Six days later Ken Berger of CBSSports.com reported the Kings had made three separate offers for Miller. One of those included the Nuggets landing Marcus Thornton and a second-round pick, while another was Jimmer Fredette and a future second rounder.
But nothing happened, and Denver held onto its veteran point guard even though he wasn't near the team and seemed to have little chance of playing.
It took until just before the trade deadline, but eventually Miller was dealt to the Washington Wizards. It took the 76ers getting involved too, but in the end, the Nuggets traded him and a second-round pick for Jan Vesely.

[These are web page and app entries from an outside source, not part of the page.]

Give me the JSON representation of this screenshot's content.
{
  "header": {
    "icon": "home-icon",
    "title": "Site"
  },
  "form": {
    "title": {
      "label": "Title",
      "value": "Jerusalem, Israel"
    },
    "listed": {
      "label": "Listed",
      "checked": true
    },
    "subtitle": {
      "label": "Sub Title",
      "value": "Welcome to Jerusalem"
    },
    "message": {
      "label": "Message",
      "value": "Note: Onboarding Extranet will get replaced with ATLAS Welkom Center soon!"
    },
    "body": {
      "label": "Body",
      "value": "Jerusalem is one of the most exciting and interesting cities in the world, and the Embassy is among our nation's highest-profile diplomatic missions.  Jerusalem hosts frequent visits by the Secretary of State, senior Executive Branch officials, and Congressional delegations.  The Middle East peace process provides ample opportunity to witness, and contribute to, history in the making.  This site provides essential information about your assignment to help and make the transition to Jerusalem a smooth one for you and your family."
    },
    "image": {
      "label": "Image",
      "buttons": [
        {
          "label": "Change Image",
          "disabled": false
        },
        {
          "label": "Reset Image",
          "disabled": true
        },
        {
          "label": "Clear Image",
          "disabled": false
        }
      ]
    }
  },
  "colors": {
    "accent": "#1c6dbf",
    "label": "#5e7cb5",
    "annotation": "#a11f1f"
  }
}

There's only one benefit to this: cap space. According to Basketball Insiders, Vesely's contract of just under $3.4 million expires at the end of this season, while Miller was guaranteed at least $2 million next season, per Wojnarowski.
Why would Denver want to bring in another big man who needs more development than McGee and Faried? Let's also not forget about its 2013 second-round pick Joffrey Lauvergne.
It simply doesn't make sense to re-sign another raw player.
So, the Nuggets potentially could have acquired a second-round pick and a guard who would have helped substantially when Nate Robinson and Ty Lawson got hurt. Instead, they created a little cap space, lost a draft pick and fell out of the postseason discussion.
1. Not Bringing in Another Point Guard Right After Robinson and Lawson Went Down
Once Denver elected to hold onto Miller in the beginning of January, it made sense he wasn't dealt until the trade deadline. Connelly wanted to pursue other options.
But when Robinson suffered his ACL injury on Jan. 29 during the loss to the Charlotte Bobcats, the Nuggets needed to find someone immediately. They had just knocked off the Kings and Indiana Pacers, but the Charlotte loss dropped them to 22-22.
Instead, they stayed put and lost to the Toronto Raptors, lucked out with a ridiculous buzzer-beating win against the Los Angeles Clippers and defeated the struggling Milwaukee Bucks. Denver was getting by at first.
But then the losses started, and Lawson suffered his rib injury that sidelined him for a month. You can't predict injuries, but just relying on one true point guard while moving Randy Foye back-and-forth between the 1 and 2 is a lot to ask of a new head coach with a team trying to build chemistry.
With Lawson out, this was code red if Denver wanted to keep any slim postseason chances alive. However, the Nuggets waited another 12 days for the trade deadline and eventually got Aaron Brooks for Jordan Hamilton.
This is not a knock on the trade itself. Brooks has provided a solid boost in Robinson's absence and has been thriving in the last week.
But it's more that the Nuggets didn't bring someone in right away to handle the temporary crisis. They weren't competitive in most of their 11 losses over that 12-game stretch, and by the time Brooks started adjusting to Denver's system, the postseason hopes were all but gone.
Sure, the chances of making the playoffs were going to be small, regardless. Even if the Nuggets did make it, it's highly unlikely they could beat a team like the Spurs in a seven-game series.
But since Denver showed it could beat some of the great teams on occasion and could be trading its 2014 first-round pick anyways (the Nuggets have their own and the New York Knicks' first-round pick, but trade the less-favorable one to the Orlando Magic, via RealGM), some better proactivity would have helped for a playoff push under the circumstances.